Web page and app entries
• • • • • • •

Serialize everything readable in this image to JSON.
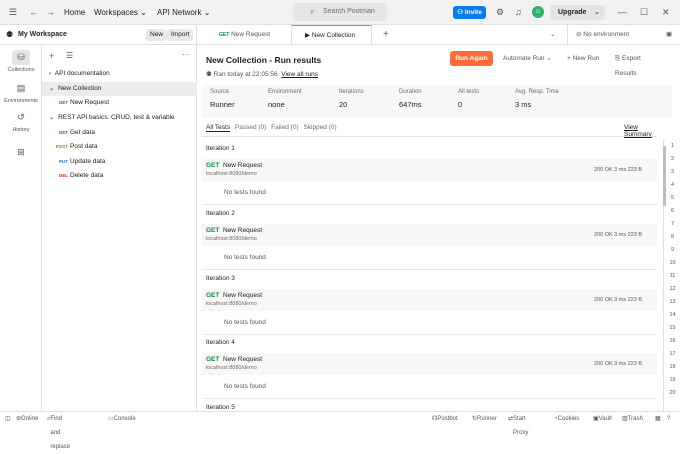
{
  "topbar": {
    "home": "Home",
    "workspaces": "Workspaces",
    "api_network": "API Network",
    "search_placeholder": "Search Postman",
    "invite": "Invite",
    "upgrade": "Upgrade"
  },
  "workspace": {
    "name": "My Workspace",
    "new_btn": "New",
    "import_btn": "Import"
  },
  "rail": [
    {
      "label": "Collections",
      "icon": "collections-icon"
    },
    {
      "label": "Environments",
      "icon": "environments-icon"
    },
    {
      "label": "History",
      "icon": "history-icon"
    },
    {
      "label": "",
      "icon": "apps-icon"
    }
  ],
  "tree": [
    {
      "label": "API documentation",
      "chevron": "›"
    },
    {
      "label": "New Collection",
      "chevron": "⌄"
    },
    {
      "label": "New Request",
      "method": "GET"
    },
    {
      "label": "REST API basics: CRUD, test & variable",
      "chevron": "⌄"
    },
    {
      "label": "Get data",
      "method": "GET"
    },
    {
      "label": "Post data",
      "method": "POST"
    },
    {
      "label": "Update data",
      "method": "PUT"
    },
    {
      "label": "Delete data",
      "method": "DEL"
    }
  ],
  "tabs": {
    "tab1_method": "GET",
    "tab1_label": "New Request",
    "tab2_label": "New Collection",
    "env": "No environment"
  },
  "run": {
    "title": "New Collection - Run results",
    "ran": "Ran today at 22:05:56",
    "view_runs": "View all runs",
    "run_again": "Run Again",
    "automate": "Automate Run",
    "new_run": "New Run",
    "export": "Export Results"
  },
  "stats": [
    {
      "k": "Source",
      "v": "Runner"
    },
    {
      "k": "Environment",
      "v": "none"
    },
    {
      "k": "Iterations",
      "v": "20"
    },
    {
      "k": "Duration",
      "v": "647ms"
    },
    {
      "k": "All tests",
      "v": "0"
    },
    {
      "k": "Avg. Resp. Time",
      "v": "3 ms"
    }
  ],
  "filters": {
    "all": "All Tests",
    "passed": "Passed (0)",
    "failed": "Failed (0)",
    "skipped": "Skipped (0)",
    "view_summary": "View Summary"
  },
  "iterations": [
    {
      "h": "Iteration 1",
      "m": "GET",
      "name": "New Request",
      "url": "localhost:8080/demo",
      "status": "200 OK   3 ms   223 B",
      "note": "No tests found"
    },
    {
      "h": "Iteration 2",
      "m": "GET",
      "name": "New Request",
      "url": "localhost:8080/demo",
      "status": "200 OK   3 ms   223 B",
      "note": "No tests found"
    },
    {
      "h": "Iteration 3",
      "m": "GET",
      "name": "New Request",
      "url": "localhost:8080/demo",
      "status": "200 OK   3 ms   223 B",
      "note": "No tests found"
    },
    {
      "h": "Iteration 4",
      "m": "GET",
      "name": "New Request",
      "url": "localhost:8080/demo",
      "status": "200 OK   3 ms   223 B",
      "note": "No tests found"
    },
    {
      "h": "Iteration 5"
    }
  ],
  "gutter": [
    "1",
    "2",
    "3",
    "4",
    "5",
    "6",
    "7",
    "8",
    "9",
    "10",
    "11",
    "12",
    "13",
    "14",
    "15",
    "16",
    "17",
    "18",
    "19",
    "20"
  ],
  "statusbar": {
    "online": "Online",
    "find": "Find and replace",
    "console": "Console",
    "postbot": "Postbot",
    "runner": "Runner",
    "proxy": "Start Proxy",
    "cookies": "Cookies",
    "vault": "Vault",
    "trash": "Trash"
  }
}
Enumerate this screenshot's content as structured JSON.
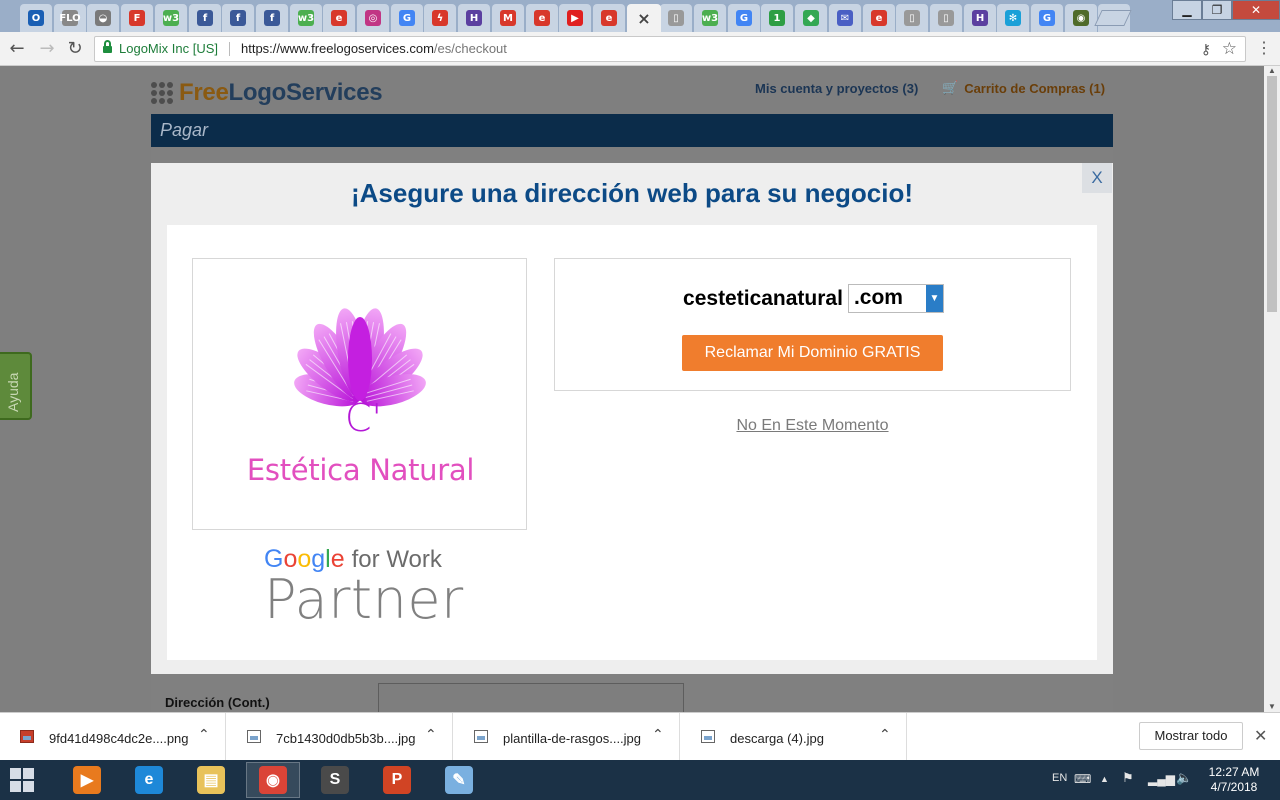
{
  "browser": {
    "tabs": [
      {
        "icon": "outlook-icon",
        "color": "#1a5fb4",
        "glyph": "O"
      },
      {
        "icon": "flo-icon",
        "color": "#888888",
        "glyph": "FLO"
      },
      {
        "icon": "bowl-icon",
        "color": "#7a7a7a",
        "glyph": "◒"
      },
      {
        "icon": "f-red-icon",
        "color": "#d8382b",
        "glyph": "F"
      },
      {
        "icon": "w3-icon",
        "color": "#4caf50",
        "glyph": "w3"
      },
      {
        "icon": "facebook-icon",
        "color": "#3b5998",
        "glyph": "f"
      },
      {
        "icon": "facebook-icon",
        "color": "#3b5998",
        "glyph": "f"
      },
      {
        "icon": "facebook-icon",
        "color": "#3b5998",
        "glyph": "f"
      },
      {
        "icon": "w3-icon",
        "color": "#4caf50",
        "glyph": "w3"
      },
      {
        "icon": "swirl-icon",
        "color": "#d8382b",
        "glyph": "e"
      },
      {
        "icon": "instagram-icon",
        "color": "#c13584",
        "glyph": "◎"
      },
      {
        "icon": "google-icon",
        "color": "#4285f4",
        "glyph": "G"
      },
      {
        "icon": "flash-icon",
        "color": "#d8382b",
        "glyph": "ϟ"
      },
      {
        "icon": "h-icon",
        "color": "#5b3fa0",
        "glyph": "H"
      },
      {
        "icon": "gmail-icon",
        "color": "#d8382b",
        "glyph": "M"
      },
      {
        "icon": "swirl-icon",
        "color": "#d8382b",
        "glyph": "e"
      },
      {
        "icon": "youtube-icon",
        "color": "#e02020",
        "glyph": "▶"
      },
      {
        "icon": "swirl-icon",
        "color": "#d8382b",
        "glyph": "e"
      },
      {
        "icon": "close-icon",
        "color": "#444444",
        "glyph": "×",
        "active": true
      },
      {
        "icon": "page-icon",
        "color": "#999999",
        "glyph": "▯"
      },
      {
        "icon": "w3-icon",
        "color": "#4caf50",
        "glyph": "w3"
      },
      {
        "icon": "google-icon",
        "color": "#4285f4",
        "glyph": "G"
      },
      {
        "icon": "one-icon",
        "color": "#2e9e44",
        "glyph": "1"
      },
      {
        "icon": "maps-icon",
        "color": "#34a853",
        "glyph": "◆"
      },
      {
        "icon": "mail-icon",
        "color": "#4a5fc4",
        "glyph": "✉"
      },
      {
        "icon": "swirl-icon",
        "color": "#d8382b",
        "glyph": "e"
      },
      {
        "icon": "page-icon",
        "color": "#999999",
        "glyph": "▯"
      },
      {
        "icon": "page-icon",
        "color": "#999999",
        "glyph": "▯"
      },
      {
        "icon": "h-icon",
        "color": "#5b3fa0",
        "glyph": "H"
      },
      {
        "icon": "snowflake-icon",
        "color": "#1aa0d8",
        "glyph": "✻"
      },
      {
        "icon": "google-icon",
        "color": "#4285f4",
        "glyph": "G"
      },
      {
        "icon": "globe-icon",
        "color": "#4f6b2a",
        "glyph": "◉"
      },
      {
        "icon": "globe-icon",
        "color": "#4f6b2a",
        "glyph": "◉"
      }
    ],
    "site_identity": "LogoMix Inc [US]",
    "url_scheme_host": "https://www.freelogoservices.com",
    "url_path": "/es/checkout"
  },
  "header": {
    "logo_free": "Free",
    "logo_rest": "LogoServices",
    "account_link": "Mis cuenta y proyectos (3)",
    "cart_link": "Carrito de Compras (1)"
  },
  "page": {
    "bar_title": "Pagar",
    "field_label": "Dirección (Cont.)",
    "help_tab": "Ayuda"
  },
  "modal": {
    "close_label": "X",
    "title": "¡Asegure una dirección web para su negocio!",
    "logo_preview": {
      "initial": "C'",
      "brand_name": "Estética Natural",
      "petal_color": "#c41fe0"
    },
    "badge": {
      "google": [
        "G",
        "o",
        "o",
        "g",
        "l",
        "e"
      ],
      "google_colors": [
        "#4285f4",
        "#ea4335",
        "#fbbc05",
        "#4285f4",
        "#34a853",
        "#ea4335"
      ],
      "for_work": "for Work",
      "partner": "Partner"
    },
    "domain_name": "cesteticanatural",
    "tld_selected": ".com",
    "claim_button": "Reclamar Mi Dominio GRATIS",
    "not_now_link": "No En Este Momento"
  },
  "downloads": {
    "items": [
      {
        "name": "9fd41d498c4dc2e....png"
      },
      {
        "name": "7cb1430d0db5b3b....jpg"
      },
      {
        "name": "plantilla-de-rasgos....jpg"
      },
      {
        "name": "descarga (4).jpg"
      }
    ],
    "show_all": "Mostrar todo"
  },
  "taskbar": {
    "apps": [
      {
        "icon": "media-player-icon",
        "color": "#e87a1e",
        "glyph": "▶"
      },
      {
        "icon": "internet-explorer-icon",
        "color": "#1e88d8",
        "glyph": "e"
      },
      {
        "icon": "file-explorer-icon",
        "color": "#e8c25a",
        "glyph": "▤"
      },
      {
        "icon": "chrome-icon",
        "color": "#db4437",
        "glyph": "◉",
        "active": true
      },
      {
        "icon": "sublime-icon",
        "color": "#4a4a4a",
        "glyph": "S"
      },
      {
        "icon": "powerpoint-icon",
        "color": "#d14424",
        "glyph": "P"
      },
      {
        "icon": "paint-icon",
        "color": "#7ab0e0",
        "glyph": "✎"
      }
    ],
    "language": "EN",
    "time": "12:27 AM",
    "date": "4/7/2018"
  }
}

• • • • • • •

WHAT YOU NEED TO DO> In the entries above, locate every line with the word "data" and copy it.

PROBLEM SOLUTION>
      "label": "Get data",
      "label": "Post data",
      "label": "Update data",
      "label": "Delete data",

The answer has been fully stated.